#### WHAT TO DO
Check each line of the material for "value" and report how many lines have it, with nothing added.
★ ★ ★
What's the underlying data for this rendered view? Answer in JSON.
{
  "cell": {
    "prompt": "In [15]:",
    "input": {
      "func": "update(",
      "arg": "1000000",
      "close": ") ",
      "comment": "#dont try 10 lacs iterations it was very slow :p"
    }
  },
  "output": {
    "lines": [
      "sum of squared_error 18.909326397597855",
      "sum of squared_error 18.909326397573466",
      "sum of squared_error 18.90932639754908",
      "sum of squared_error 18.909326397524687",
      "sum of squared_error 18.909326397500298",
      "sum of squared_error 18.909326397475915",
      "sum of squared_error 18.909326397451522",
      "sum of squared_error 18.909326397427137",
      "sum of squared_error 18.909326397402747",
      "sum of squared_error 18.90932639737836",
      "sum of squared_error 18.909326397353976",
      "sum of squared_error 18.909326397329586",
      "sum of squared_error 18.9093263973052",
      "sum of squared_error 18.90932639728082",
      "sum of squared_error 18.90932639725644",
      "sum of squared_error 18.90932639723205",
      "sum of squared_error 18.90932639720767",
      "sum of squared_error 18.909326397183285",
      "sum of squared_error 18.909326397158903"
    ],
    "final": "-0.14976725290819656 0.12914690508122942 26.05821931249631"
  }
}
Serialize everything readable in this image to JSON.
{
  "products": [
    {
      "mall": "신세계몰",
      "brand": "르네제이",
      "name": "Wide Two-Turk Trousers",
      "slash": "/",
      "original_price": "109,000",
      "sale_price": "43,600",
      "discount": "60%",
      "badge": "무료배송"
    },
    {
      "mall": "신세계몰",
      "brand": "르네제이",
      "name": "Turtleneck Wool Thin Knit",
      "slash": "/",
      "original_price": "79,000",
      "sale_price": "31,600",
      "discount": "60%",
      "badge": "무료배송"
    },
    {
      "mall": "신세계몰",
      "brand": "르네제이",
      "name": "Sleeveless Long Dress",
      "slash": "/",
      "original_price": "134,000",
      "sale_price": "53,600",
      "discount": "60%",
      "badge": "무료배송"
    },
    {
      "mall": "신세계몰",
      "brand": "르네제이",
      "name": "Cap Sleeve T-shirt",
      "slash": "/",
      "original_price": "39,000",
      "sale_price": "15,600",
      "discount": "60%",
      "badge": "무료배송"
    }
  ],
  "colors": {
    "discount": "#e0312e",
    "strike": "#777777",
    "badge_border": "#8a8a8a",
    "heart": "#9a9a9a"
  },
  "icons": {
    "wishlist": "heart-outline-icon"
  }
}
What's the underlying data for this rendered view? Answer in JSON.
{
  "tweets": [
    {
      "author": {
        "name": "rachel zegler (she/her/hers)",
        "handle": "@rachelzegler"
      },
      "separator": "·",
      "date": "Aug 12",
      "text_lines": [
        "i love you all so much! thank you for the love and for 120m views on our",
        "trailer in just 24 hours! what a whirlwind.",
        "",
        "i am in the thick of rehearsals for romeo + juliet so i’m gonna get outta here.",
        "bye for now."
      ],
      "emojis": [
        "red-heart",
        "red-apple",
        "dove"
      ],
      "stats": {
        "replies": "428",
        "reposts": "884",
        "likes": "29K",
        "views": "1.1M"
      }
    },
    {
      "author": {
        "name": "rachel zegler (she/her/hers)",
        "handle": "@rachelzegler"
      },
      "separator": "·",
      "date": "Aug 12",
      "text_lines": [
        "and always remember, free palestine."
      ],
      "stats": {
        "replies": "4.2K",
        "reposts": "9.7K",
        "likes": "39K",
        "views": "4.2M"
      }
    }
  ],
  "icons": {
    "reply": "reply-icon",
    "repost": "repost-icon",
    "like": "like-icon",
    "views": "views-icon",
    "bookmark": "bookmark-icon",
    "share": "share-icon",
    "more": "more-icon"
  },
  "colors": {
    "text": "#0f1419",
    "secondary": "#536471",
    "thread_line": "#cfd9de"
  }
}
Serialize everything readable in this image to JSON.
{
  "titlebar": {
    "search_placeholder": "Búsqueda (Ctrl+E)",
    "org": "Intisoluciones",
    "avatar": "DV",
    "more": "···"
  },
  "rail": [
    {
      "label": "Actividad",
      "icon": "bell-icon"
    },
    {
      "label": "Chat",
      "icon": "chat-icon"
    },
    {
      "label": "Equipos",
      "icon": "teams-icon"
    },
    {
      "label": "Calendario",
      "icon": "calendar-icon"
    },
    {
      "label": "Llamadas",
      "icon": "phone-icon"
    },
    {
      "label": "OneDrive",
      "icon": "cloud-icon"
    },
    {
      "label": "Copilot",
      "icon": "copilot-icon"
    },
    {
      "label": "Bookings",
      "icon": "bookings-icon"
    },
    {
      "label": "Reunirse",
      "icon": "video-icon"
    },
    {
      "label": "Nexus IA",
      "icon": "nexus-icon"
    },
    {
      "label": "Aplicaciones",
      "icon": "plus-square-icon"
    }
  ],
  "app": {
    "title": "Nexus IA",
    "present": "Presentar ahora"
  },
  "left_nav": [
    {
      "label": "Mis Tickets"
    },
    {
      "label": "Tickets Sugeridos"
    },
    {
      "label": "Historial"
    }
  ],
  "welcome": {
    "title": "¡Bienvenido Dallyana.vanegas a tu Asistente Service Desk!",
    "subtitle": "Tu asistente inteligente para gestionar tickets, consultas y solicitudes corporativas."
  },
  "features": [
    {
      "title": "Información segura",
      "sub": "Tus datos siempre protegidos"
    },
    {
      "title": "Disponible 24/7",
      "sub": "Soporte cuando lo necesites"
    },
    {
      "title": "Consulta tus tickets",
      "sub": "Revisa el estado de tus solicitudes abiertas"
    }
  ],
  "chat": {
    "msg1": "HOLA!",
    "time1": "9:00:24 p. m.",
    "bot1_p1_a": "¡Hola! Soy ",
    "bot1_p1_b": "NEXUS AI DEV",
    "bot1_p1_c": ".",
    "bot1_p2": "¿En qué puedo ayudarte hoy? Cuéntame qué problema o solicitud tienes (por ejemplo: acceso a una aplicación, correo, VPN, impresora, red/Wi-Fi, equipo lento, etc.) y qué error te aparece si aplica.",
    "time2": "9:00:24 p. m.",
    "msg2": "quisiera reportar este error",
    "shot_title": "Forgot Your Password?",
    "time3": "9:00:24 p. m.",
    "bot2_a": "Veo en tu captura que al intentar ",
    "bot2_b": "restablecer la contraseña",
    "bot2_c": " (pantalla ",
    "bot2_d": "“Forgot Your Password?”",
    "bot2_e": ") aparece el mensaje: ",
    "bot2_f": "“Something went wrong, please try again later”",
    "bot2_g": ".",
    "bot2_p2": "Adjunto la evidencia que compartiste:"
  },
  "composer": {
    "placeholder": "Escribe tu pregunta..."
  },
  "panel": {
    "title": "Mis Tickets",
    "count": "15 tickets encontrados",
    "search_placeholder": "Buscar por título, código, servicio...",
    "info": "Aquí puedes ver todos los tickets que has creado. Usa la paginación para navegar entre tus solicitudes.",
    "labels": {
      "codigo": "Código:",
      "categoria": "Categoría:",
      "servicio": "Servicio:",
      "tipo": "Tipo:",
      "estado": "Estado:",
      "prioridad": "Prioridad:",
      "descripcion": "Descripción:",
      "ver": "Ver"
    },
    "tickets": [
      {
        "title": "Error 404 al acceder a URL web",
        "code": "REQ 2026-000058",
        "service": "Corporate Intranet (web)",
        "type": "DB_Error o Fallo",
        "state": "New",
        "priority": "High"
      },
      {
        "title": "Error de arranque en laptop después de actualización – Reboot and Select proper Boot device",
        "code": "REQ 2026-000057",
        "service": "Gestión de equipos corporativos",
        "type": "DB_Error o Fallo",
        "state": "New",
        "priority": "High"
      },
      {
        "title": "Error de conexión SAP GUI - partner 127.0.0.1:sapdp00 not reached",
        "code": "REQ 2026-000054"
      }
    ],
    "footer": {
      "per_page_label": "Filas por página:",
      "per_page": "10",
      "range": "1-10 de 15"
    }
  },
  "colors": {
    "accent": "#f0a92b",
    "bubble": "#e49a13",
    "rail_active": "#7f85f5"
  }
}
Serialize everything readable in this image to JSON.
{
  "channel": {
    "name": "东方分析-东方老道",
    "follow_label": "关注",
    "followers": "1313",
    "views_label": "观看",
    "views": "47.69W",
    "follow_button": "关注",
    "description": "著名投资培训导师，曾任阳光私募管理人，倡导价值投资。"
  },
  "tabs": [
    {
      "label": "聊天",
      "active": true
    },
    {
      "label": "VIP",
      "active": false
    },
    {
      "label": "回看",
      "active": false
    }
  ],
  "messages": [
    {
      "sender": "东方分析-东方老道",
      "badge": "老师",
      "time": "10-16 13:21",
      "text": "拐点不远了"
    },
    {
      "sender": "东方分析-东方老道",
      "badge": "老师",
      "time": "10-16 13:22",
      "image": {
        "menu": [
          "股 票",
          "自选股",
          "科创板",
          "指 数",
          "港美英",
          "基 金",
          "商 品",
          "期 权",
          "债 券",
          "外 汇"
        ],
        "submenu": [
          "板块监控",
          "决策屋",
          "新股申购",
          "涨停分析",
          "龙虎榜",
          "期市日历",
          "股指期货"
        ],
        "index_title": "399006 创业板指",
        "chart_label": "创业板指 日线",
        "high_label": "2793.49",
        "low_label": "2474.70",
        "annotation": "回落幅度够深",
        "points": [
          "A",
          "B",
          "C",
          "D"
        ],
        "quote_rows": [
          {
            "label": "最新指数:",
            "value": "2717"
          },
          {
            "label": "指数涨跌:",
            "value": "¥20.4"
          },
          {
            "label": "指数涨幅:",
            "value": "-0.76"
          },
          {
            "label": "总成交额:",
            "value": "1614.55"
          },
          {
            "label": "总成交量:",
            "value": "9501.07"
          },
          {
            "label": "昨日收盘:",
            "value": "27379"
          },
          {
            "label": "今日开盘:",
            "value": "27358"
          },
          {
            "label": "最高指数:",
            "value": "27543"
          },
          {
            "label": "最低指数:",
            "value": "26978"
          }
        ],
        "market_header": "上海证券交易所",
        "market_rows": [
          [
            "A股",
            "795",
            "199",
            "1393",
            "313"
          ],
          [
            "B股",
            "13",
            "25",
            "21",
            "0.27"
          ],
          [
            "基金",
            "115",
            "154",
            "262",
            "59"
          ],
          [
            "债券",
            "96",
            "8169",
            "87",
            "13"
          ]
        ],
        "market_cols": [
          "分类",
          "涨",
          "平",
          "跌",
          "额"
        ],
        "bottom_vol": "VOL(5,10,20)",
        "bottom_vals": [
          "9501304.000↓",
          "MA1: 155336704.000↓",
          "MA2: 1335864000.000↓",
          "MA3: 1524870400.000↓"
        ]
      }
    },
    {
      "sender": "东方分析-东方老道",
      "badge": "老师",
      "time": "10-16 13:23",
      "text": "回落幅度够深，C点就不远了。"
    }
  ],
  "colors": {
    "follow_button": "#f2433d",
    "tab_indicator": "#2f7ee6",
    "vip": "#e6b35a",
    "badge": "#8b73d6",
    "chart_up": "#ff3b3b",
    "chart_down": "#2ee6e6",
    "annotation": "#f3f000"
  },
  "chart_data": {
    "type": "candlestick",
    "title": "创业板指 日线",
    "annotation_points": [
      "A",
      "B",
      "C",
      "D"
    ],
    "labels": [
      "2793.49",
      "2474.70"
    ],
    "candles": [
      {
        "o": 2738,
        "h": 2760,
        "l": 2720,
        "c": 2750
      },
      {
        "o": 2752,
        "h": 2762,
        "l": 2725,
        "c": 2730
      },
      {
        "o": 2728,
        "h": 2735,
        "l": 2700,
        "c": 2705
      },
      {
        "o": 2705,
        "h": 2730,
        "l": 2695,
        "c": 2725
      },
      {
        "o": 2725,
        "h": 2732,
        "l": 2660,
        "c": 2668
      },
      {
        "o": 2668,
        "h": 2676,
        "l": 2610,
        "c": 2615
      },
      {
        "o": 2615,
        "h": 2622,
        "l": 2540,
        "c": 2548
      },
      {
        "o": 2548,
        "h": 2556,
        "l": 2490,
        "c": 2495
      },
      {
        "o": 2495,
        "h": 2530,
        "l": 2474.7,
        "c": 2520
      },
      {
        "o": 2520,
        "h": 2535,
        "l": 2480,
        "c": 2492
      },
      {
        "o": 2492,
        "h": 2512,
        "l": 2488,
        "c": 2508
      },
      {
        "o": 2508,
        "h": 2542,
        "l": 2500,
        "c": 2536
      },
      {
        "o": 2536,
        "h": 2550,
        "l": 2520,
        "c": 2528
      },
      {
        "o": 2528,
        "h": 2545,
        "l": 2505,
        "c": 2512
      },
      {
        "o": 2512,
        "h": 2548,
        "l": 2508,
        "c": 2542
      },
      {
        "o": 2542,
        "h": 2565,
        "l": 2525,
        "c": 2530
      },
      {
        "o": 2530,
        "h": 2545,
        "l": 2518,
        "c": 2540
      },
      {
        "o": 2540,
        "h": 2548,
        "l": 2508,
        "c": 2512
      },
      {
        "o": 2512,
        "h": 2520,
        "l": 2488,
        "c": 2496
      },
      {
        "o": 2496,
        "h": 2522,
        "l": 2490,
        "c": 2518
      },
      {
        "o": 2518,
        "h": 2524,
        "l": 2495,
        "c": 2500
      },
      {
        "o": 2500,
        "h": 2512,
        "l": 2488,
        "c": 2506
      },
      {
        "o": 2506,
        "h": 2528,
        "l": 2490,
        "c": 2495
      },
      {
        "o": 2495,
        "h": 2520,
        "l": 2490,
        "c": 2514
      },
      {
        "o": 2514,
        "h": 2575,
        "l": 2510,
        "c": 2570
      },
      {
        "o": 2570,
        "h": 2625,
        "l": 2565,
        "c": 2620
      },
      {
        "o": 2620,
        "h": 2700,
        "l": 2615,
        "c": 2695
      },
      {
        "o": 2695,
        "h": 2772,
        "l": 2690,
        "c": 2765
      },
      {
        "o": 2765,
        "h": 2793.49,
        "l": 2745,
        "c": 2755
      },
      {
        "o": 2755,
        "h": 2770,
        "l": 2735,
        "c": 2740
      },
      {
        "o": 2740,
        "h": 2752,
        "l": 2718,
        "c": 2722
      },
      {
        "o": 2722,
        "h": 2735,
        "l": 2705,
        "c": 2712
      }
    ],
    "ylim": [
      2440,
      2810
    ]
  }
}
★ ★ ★
#### EXERCISE OUTPUT
9